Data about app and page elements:
*** Block opens ***
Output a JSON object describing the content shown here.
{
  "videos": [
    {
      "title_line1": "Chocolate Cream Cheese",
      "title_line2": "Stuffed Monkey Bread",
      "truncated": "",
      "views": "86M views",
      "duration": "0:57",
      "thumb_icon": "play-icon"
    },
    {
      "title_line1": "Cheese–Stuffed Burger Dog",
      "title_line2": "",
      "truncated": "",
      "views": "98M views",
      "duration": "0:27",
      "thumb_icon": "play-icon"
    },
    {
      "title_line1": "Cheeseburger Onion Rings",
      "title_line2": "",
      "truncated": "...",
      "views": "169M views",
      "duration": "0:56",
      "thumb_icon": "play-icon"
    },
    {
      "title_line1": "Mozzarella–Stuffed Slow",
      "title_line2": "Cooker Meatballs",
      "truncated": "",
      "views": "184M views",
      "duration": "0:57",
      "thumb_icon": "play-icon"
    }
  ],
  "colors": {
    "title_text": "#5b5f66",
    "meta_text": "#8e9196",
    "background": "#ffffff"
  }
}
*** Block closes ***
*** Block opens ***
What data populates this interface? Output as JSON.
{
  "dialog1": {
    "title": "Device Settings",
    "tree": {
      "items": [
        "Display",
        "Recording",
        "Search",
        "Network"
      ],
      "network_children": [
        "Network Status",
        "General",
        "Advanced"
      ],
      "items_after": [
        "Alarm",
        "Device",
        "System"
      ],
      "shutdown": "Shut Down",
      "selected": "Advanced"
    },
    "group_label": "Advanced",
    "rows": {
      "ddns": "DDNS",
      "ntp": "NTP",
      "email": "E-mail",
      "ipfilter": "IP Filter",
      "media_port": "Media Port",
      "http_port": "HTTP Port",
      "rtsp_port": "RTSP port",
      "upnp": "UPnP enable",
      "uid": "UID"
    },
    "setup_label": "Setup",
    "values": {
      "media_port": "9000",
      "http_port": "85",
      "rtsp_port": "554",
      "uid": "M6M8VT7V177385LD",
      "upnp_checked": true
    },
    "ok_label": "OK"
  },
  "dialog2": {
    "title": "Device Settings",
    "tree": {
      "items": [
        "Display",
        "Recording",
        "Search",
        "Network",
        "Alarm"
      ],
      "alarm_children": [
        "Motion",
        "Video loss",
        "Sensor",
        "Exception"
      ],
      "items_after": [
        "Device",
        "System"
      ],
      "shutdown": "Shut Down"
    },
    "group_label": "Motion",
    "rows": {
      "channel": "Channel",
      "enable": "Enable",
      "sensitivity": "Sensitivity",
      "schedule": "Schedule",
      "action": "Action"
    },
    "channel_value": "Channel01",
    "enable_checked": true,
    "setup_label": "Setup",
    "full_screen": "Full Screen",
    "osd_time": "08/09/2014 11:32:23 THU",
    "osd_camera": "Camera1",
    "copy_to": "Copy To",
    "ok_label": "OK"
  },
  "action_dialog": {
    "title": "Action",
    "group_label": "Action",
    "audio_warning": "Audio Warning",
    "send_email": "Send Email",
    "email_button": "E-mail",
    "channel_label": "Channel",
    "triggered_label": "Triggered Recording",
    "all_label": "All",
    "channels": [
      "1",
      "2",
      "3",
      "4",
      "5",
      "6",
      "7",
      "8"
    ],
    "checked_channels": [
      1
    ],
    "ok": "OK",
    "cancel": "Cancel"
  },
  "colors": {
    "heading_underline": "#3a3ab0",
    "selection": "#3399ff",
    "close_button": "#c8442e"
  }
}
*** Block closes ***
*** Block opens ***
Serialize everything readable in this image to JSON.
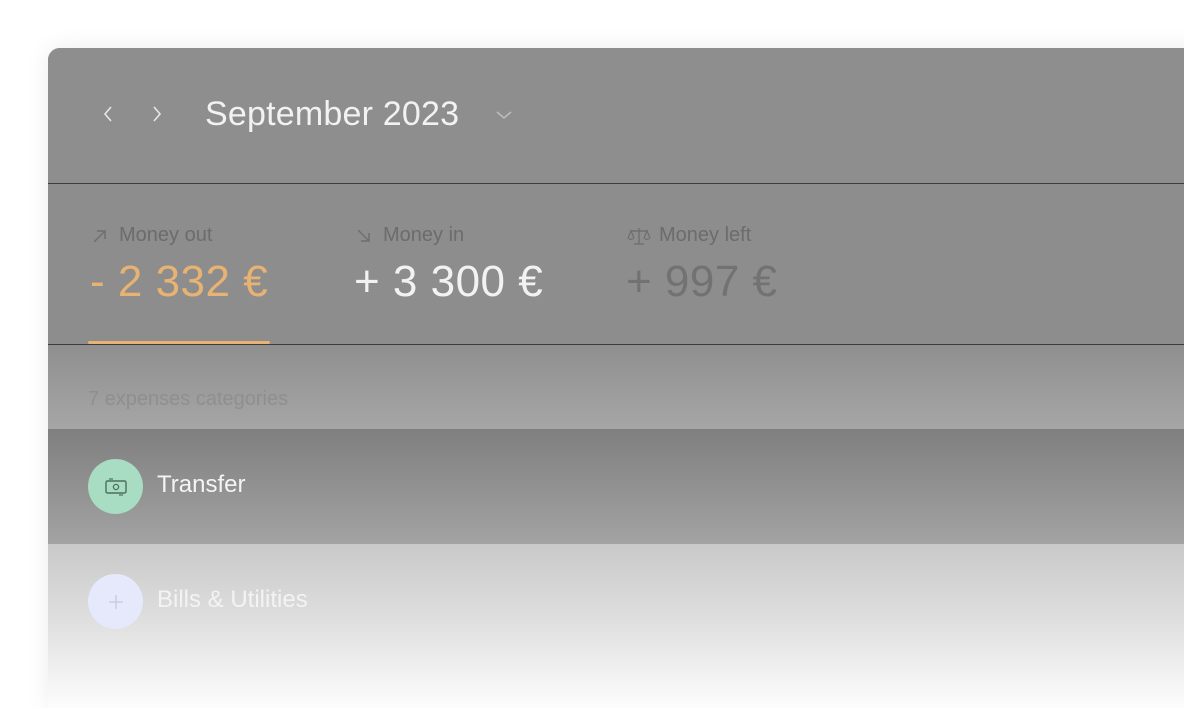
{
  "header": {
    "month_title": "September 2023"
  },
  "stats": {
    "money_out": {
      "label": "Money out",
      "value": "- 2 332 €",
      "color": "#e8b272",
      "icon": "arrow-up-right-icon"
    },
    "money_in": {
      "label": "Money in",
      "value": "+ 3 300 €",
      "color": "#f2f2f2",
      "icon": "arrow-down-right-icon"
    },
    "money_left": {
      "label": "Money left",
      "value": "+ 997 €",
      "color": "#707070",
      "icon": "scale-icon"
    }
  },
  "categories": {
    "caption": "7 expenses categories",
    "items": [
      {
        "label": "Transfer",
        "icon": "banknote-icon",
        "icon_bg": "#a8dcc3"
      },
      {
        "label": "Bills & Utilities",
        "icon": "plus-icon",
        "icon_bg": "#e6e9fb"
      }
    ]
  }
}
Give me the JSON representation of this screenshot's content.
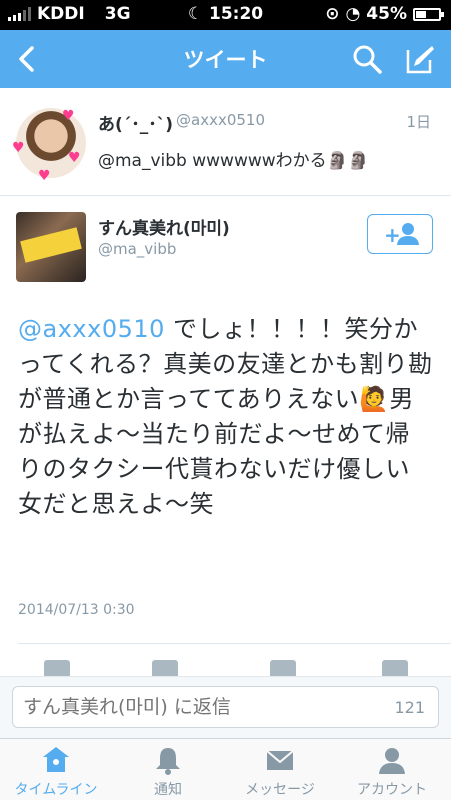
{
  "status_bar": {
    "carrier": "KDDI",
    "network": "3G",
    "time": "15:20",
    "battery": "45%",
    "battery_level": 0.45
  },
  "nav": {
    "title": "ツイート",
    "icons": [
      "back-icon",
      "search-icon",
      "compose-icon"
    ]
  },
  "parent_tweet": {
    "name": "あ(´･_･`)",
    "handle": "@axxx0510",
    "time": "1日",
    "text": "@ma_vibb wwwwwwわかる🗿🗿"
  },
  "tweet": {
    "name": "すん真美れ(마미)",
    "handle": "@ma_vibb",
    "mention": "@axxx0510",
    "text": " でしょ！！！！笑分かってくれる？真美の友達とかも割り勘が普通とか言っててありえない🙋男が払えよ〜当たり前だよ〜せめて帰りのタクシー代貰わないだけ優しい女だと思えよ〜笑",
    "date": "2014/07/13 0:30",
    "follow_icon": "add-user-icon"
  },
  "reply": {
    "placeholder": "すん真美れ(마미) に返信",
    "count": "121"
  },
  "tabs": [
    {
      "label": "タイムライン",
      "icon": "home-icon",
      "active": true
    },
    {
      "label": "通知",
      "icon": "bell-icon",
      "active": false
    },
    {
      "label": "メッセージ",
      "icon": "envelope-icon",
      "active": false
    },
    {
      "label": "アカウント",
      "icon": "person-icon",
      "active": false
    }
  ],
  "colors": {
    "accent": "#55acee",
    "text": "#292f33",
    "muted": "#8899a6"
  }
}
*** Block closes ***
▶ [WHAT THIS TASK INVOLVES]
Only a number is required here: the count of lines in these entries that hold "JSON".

▶ [TASK OUTPUT]
4